Celebrate the growing season by planting dill in flats if it is too early for you to plant outdoors—or sow it directly in the garden if you are already cultivating your garden.
Dill is the herb, along with its close relative fennel, that grows shoulder-to-head high every summer in our gardens. It certainly gives one a different perspective to have bright yellow flower heads sometimes as large as dinner plates, literally in your face. Although this is one of the showiest stages in the life cycle of Anethum graveolens, it is hard for me to tell you which phase is my favorite.
|In this salad garden, dill rubs shoulders with lettuce.|
|Just harvested dill.|
Early on in the spring, when we gardeners are so anxious to get our gardens underway, I sow my first salad greens out in the cold garden earth and dill goes in with them. The anticipation of the first harvest of baby salad greens—the bright-colored lettuces and the ferny new growth of dill—keep me waiting impatiently. I grow and harvest dill as a salad crop in the cool weather keeping the plants cut back so I have a continuous supply of tender feathery foliage for salads.
Then the season takes over and as the lettuces bolt, so do the edible herbal umbels in the salad bed—dill, cilantro, and chervil. This is a good time to sow another planting for future harvest.
Dill in the garden
Dill grows in most climates with the simple requirements of sun, friable soil, and light fertilization. While it flourishes in the garden and will conveniently reseed itself with volunteers coming in for years, it languishes in confined areas. Dill likes slightly acid, well-drained soil. It germinates and grows quickly and may be planted after danger of frost, or all year round in suitable climates. To ensure constant leaf harvest, sow seed once a month from spring through summer. If it is hot and dry or dill is planted too close to other plants it will have a tendency to bolt. It will not grow successfully indoors, as it needs eighteen inches of taproot space and much branching room.
Dill attracts the swallowtail butterfly caterpillar, which feasts on its tender foliage; plant enough so that you have plenty to share with these creatures and the other beneficial insects that dill attracts.
Dill in the kitchen
I enjoy snipping the umbels and eating the yellow florets in salads, butters, egg dishes, potato salad and using them to make vinegar. However I don’t harvest all of the flowers because I want those seeds!
When the flowers set seed and turn green and start to fill out, I thoroughly enjoy the citrus and green caraway-like flavor of the green fruits. They are packed full of flavor and add unique pizzazz to tzatziki, sauces, pickles, in soups and salad dressings.
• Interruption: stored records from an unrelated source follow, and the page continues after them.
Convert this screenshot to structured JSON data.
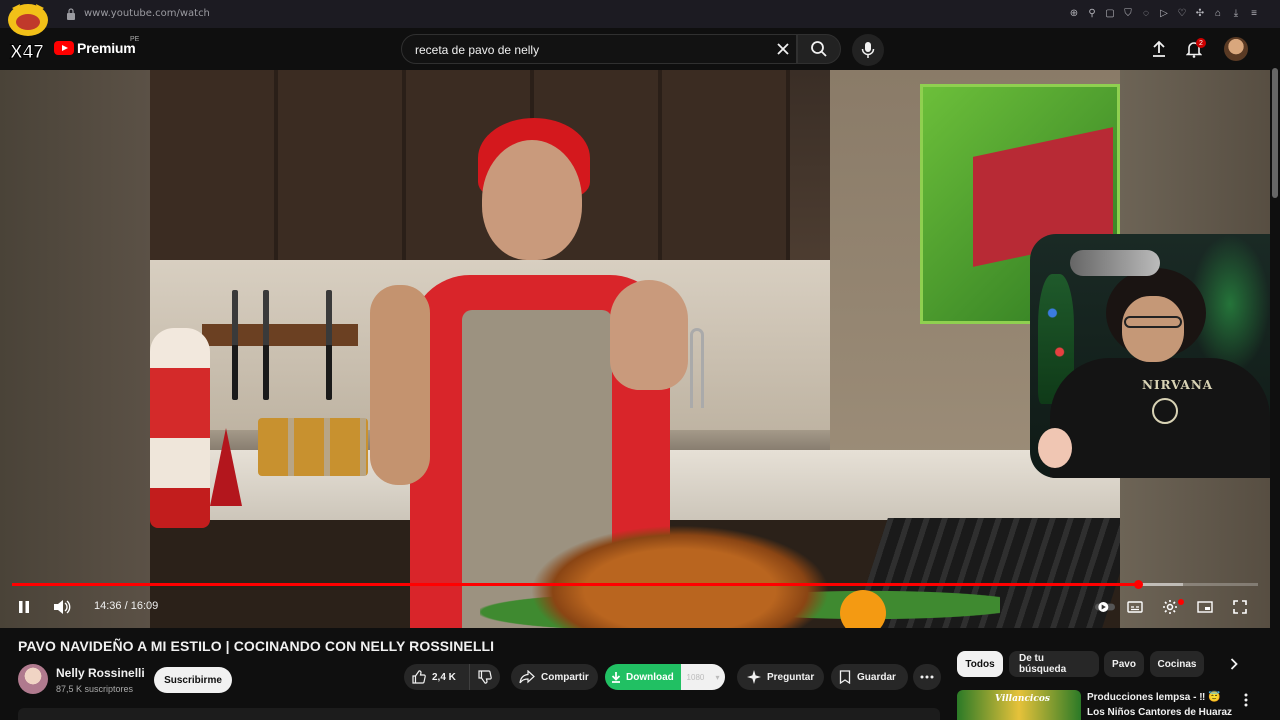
{
  "browser": {
    "url": "www.youtube.com/watch",
    "icons": [
      "zoom-icon",
      "pin-icon",
      "bookmark-icon",
      "shield-icon",
      "extension-icon",
      "play-icon",
      "heart-icon",
      "puzzle-icon",
      "account-icon",
      "download-icon",
      "menu-icon"
    ]
  },
  "header": {
    "channel_logo_text": "X47",
    "brand": "Premium",
    "region": "PE",
    "search_query": "receta de pavo de  nelly",
    "notification_count": "2"
  },
  "player": {
    "time_current": "14:36",
    "time_separator": " / ",
    "time_total": "16:09",
    "progress_played_fraction": 0.904,
    "progress_loaded_fraction": 0.94,
    "accent_color": "#ff0000"
  },
  "facecam": {
    "shirt_text": "NIRVANA"
  },
  "video": {
    "title": "PAVO NAVIDEÑO A MI ESTILO | COCINANDO CON NELLY ROSSINELLI",
    "channel_name": "Nelly Rossinelli",
    "subscribers": "87,5 K suscriptores",
    "subscribe_label": "Suscribirme"
  },
  "actions": {
    "likes": "2,4 K",
    "share": "Compartir",
    "download": "Download",
    "download_quality": "1080",
    "ask": "Preguntar",
    "save": "Guardar"
  },
  "chips": [
    "Todos",
    "De tu búsqueda",
    "Pavo",
    "Cocinas"
  ],
  "recommendation": {
    "thumb_text": "Villancicos",
    "title_line1": "Producciones lempsa - ‼ 😇",
    "title_line2": "Los Niños Cantores de Huaraz"
  }
}
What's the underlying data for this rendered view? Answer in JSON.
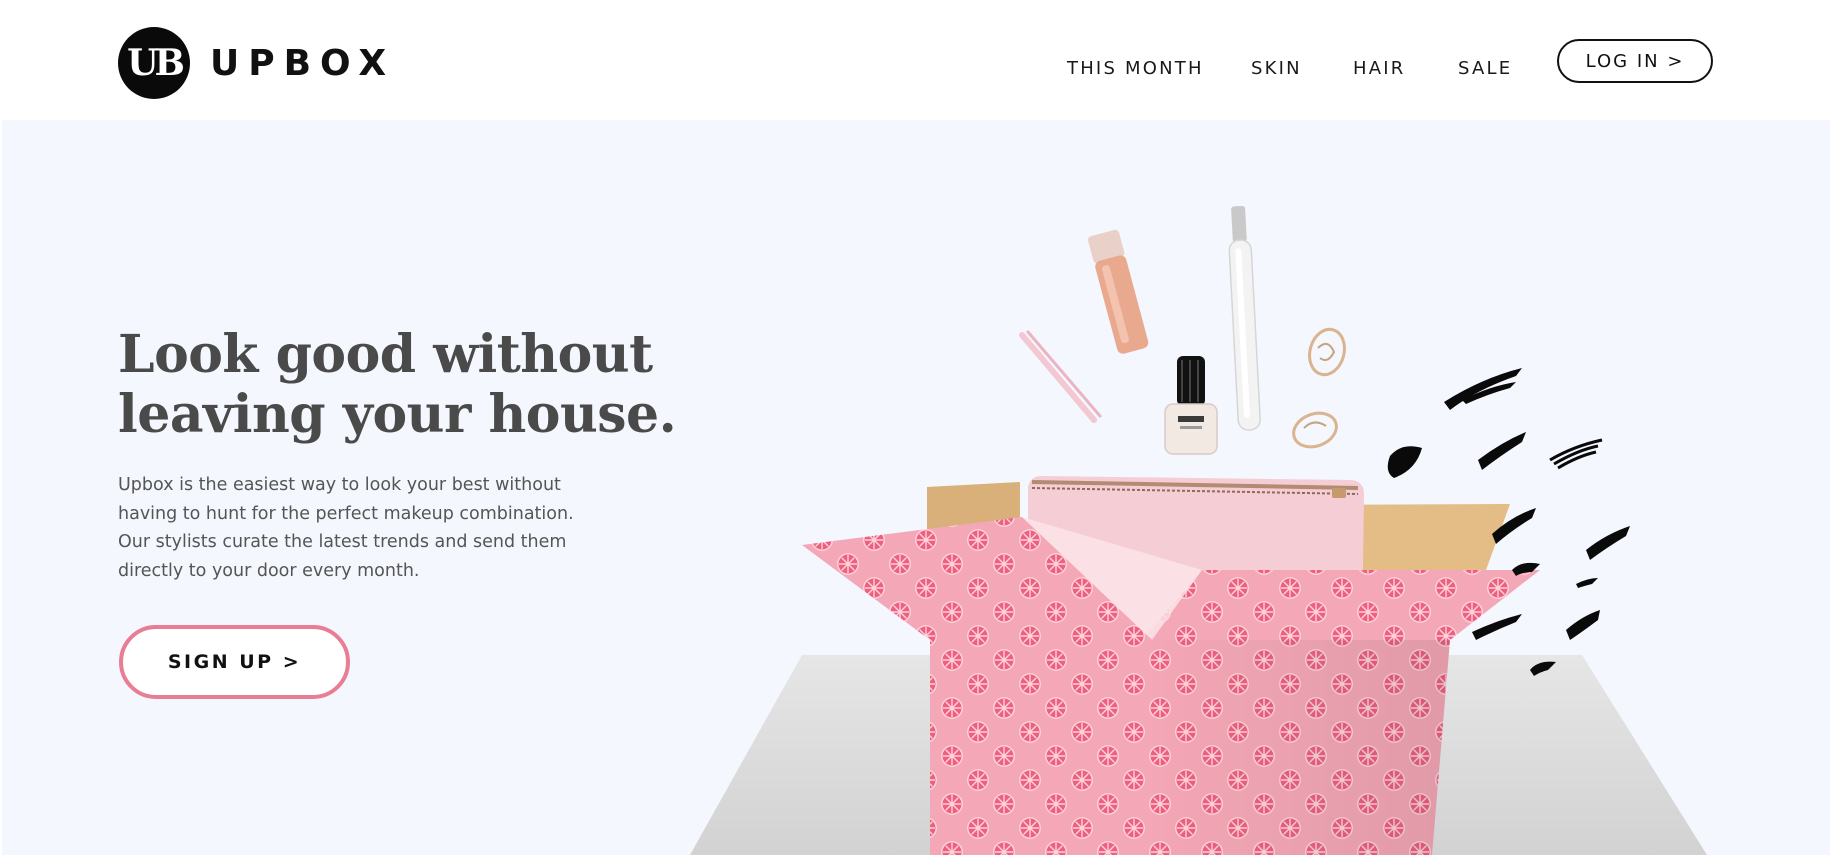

I don’t eat all of the green seeds since the next stage will provide tall golden-brown umbels laden with plump seeds, waiting for us to pick and dry them for culinary delights in the cold weather or to save and sow again. In Herbs and Savory Seeds, Rosetta Clarkson claims that the seed retains its germination capacity for three years. I have to use a few of the whole flower heads of ripened seeds to stuff down in the bottom of quart jars for pickles; herbal aesthetics that tickle me and my taste buds later on! Although some proclaim dill as dull or lackluster, I find it to be stalwart and accommodating all year.